**Problem details**
Select from the data all lines with the word "nước".

**Excerpted data**
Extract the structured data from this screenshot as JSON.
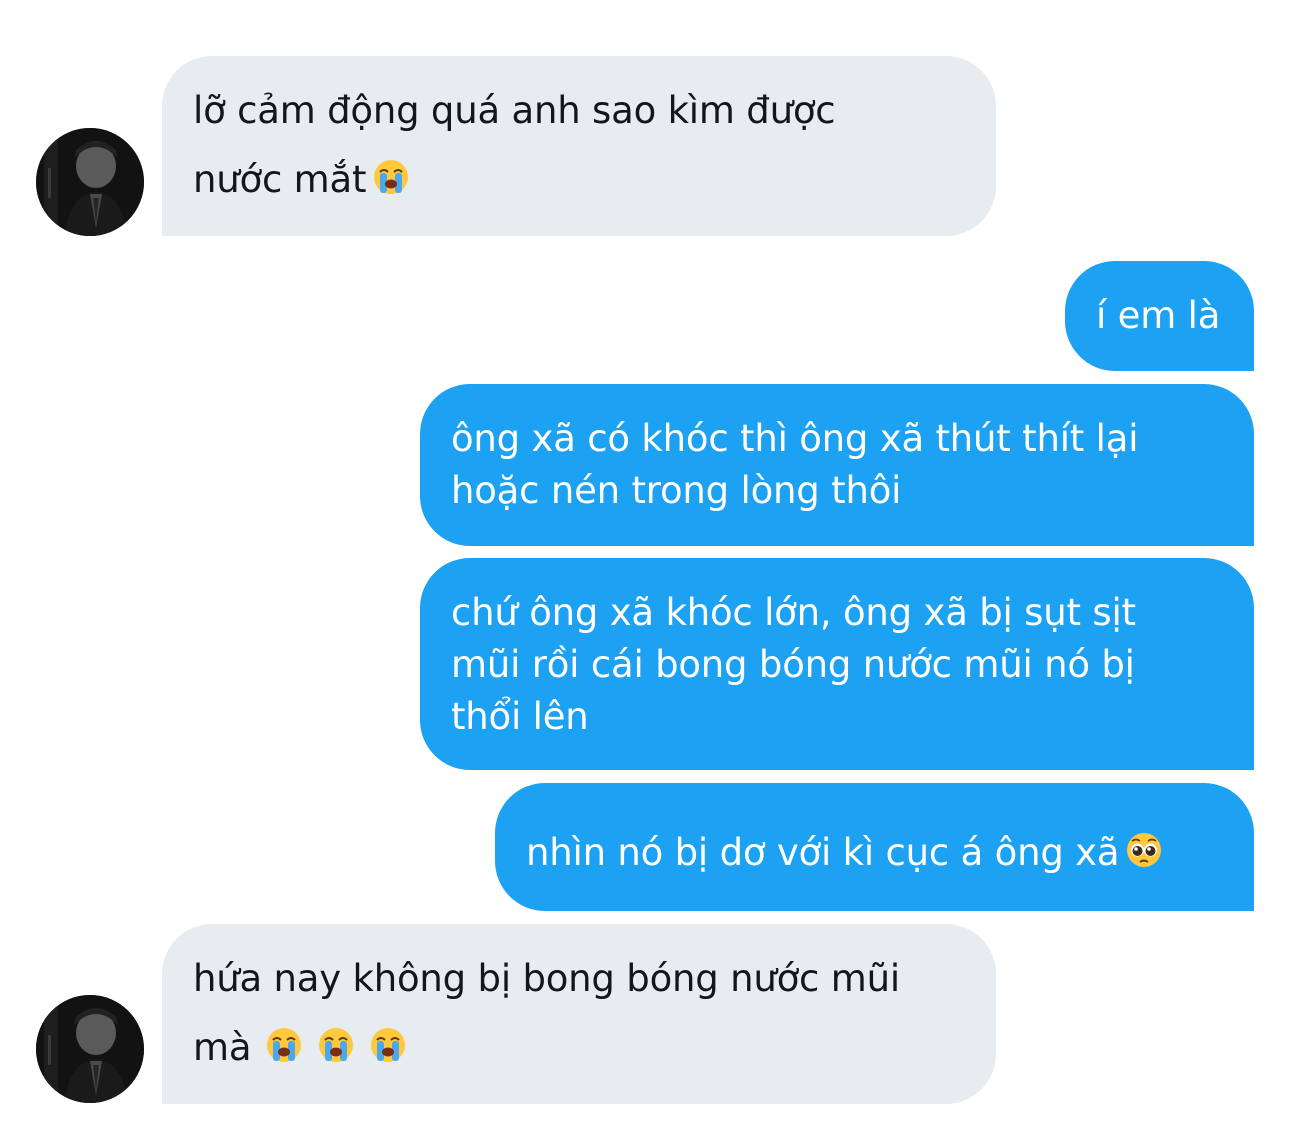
{
  "conversation": {
    "messages": [
      {
        "direction": "received",
        "lines": [
          "lỡ cảm động quá anh sao kìm được",
          "nước mắt"
        ],
        "emojis": [
          "loudly-crying-face"
        ]
      },
      {
        "direction": "sent",
        "lines": [
          "í em là"
        ]
      },
      {
        "direction": "sent",
        "lines": [
          "ông xã có khóc thì ông xã thút thít lại",
          "hoặc nén trong lòng thôi"
        ]
      },
      {
        "direction": "sent",
        "lines": [
          "chứ ông xã khóc lớn, ông xã bị sụt sịt",
          "mũi rồi cái bong bóng nước mũi nó bị",
          "thổi lên"
        ]
      },
      {
        "direction": "sent",
        "lines": [
          "nhìn nó bị dơ với kì cục á ông xã"
        ],
        "emojis": [
          "pleading-face"
        ]
      },
      {
        "direction": "received",
        "lines": [
          "hứa nay không bị bong bóng nước mũi",
          "mà"
        ],
        "emojis": [
          "loudly-crying-face",
          "loudly-crying-face",
          "loudly-crying-face"
        ]
      }
    ]
  },
  "colors": {
    "received_bubble": "#e7ecf0",
    "received_text": "#14171a",
    "sent_bubble": "#1da1f2",
    "sent_text": "#ffffff",
    "background": "#ffffff"
  }
}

**Response to this exercise**
          "nước mắt"
          "mũi rồi cái bong bóng nước mũi nó bị",
          "hứa nay không bị bong bóng nước mũi",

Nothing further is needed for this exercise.